• Problem requirements: Whenever a line of the listing contains the string "this", return that line.
Start of Block
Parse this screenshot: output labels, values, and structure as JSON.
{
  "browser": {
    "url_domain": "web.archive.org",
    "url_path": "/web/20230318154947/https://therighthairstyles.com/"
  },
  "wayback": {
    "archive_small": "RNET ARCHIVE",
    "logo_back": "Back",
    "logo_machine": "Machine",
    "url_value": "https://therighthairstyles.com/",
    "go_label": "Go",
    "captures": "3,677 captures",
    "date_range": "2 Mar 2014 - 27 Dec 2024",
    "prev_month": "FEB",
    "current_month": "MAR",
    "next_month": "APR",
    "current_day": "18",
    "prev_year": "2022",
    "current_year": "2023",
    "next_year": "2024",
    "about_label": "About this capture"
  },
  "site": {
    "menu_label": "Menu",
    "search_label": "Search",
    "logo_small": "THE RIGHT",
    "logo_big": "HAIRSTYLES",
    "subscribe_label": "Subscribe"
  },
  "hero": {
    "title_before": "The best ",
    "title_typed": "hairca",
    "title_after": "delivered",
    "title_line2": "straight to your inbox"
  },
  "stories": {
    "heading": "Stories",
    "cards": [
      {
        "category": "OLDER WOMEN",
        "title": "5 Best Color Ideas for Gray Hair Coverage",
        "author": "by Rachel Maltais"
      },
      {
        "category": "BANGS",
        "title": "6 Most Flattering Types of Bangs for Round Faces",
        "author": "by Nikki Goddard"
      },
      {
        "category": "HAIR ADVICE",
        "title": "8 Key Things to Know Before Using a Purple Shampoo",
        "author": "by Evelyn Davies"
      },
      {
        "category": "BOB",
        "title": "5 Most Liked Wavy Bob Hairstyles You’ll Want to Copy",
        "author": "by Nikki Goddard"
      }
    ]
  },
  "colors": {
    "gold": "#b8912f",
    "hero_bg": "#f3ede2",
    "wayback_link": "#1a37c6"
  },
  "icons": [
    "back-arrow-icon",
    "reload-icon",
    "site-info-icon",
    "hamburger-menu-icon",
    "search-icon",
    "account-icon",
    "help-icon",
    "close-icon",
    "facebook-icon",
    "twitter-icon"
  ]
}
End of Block
• The answer:
Parse this screenshot: output labels, values, and structure as JSON.
    "about_label": "About this capture"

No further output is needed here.